Imagine a source that produces X-rays 10 trillion times brighter than the X-rays used in hospitals, X-rays that allow us to fathom the structure of matter down to the minutest detail, at the atomic level. Imagine no further! These X-rays, endowed with exceptional properties, really do exist. They are produced at the ESRF – The European Synchrotron Radiation Facility – located in Grenoble, France, in an international and innovative campus.

A brilliant light for science

The ESRF hosts the most intense and brilliant hard X-ray source existing today worldwide. These X-rays are produced by the high-energy electrons that race around the institute’s emblematic "storage ring", an accelerator of impressive proportions, with a circumference of 844 metres.

The ESRF functions like a giant microscope, which "films" the position and motion of atoms in condensed and living matter, and reveals the structure of matter in all its beauty and complexity. It provides unrivalled opportunities for scientists in the exploration of materials and living matter in a very wide variety of fields: chemistry, material physics, archaeology and cultural heritage, structural biology and medical applications, environmental sciences, information science and nanotechnologies. It can help to answer questions such as: What is our planet made of? How can we explain the properties of matter? Will we be able one day to develop better targeted drugs to overcome pandemics or cancer, to produce more efficient renewable materials, to invent new electronic components, to tackle pollution more successfully?

A benchmark for science and innovation

The ESRF is an international cooperation that has steadily grown since its foundation in 1988 when 11 European countries united to draw up the statutes of the company. The ESRF is registered under French law as a "Société Civile".

In 1994, the ESRF opened for user operation and was officially inaugurated with 15 beamlines, or experimental stations. Today, the ESRF is backed by 21 partner nations and has 44 highly specialised beamlines, each equipped with state-of-the-art instrumentation. The institute operates 24 hours a day, 7 days a week.

The ESRF employs 650 people from a wide variety of backgrounds and cultures. 

Each year, about 9000 scientists from around the world come to the ESRF to conduct experiments at the beamlines.

A large part of the research carried out at the ESRF is peer-reviewed and the results are published in the public domain with open access.

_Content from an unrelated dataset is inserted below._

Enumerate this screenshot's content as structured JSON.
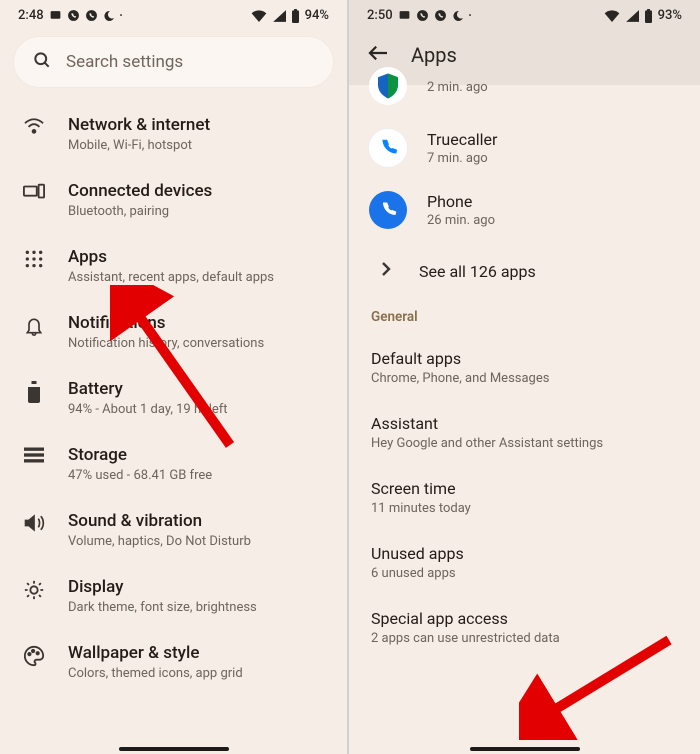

The ESRF also offers research opportunities for industrial research and development. The experimental techniques available allow for testing in real time and under real operating conditions. Major companies in the fields of pharmaceuticals, chemistry, catalysis, cosmetics, food, batteries, nanotechnologies, medicine and materials use the ESRF’s non-destructive techniques to improve their products and processes.

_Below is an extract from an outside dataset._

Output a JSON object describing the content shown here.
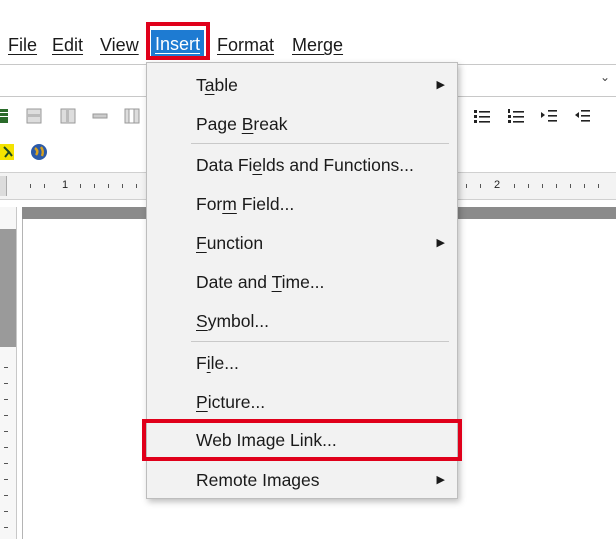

Pioneering synchrotron science

The world of research is highly competitive. The ESRF has been a leader in the field since the beginning and has a track record for breaking records (source brilliance, X-ray beam stability and coherence).

To maintain this leadership, the ESRF launched an extensive modernisation programme in 2009 that saw the creation of 19 new beamlines and many developments in instrumentation.

In 2015, the ESRF launched a second and major step in the modernisation with the ESRF-EBS project (ESRF-Extremely Brilliant Source).

On 25 August 2020, the ESRF opened its completely rebuilt x-ray source, ESRF-EBS, the world’s first fourth-generation high-energy synchrotron. Together with the most advanced portfolio of new beamlines, ESRF-EBS opens new vistas for X-ray science in imaging condensed and living matter from the nanoscale, enabling scientists to address the global challenges facing our society such as health, climate changes and environment, but also energy and innovative industry.

In total the ESRF has invested 330 M€ over the period 2009-2022 for its upgrade programme:

2009-2015 ‘Upgrade Programme Phase I’ 150 M€
2015-2022 ‘ESRF-EBS’ 180 M€
Total 330 M€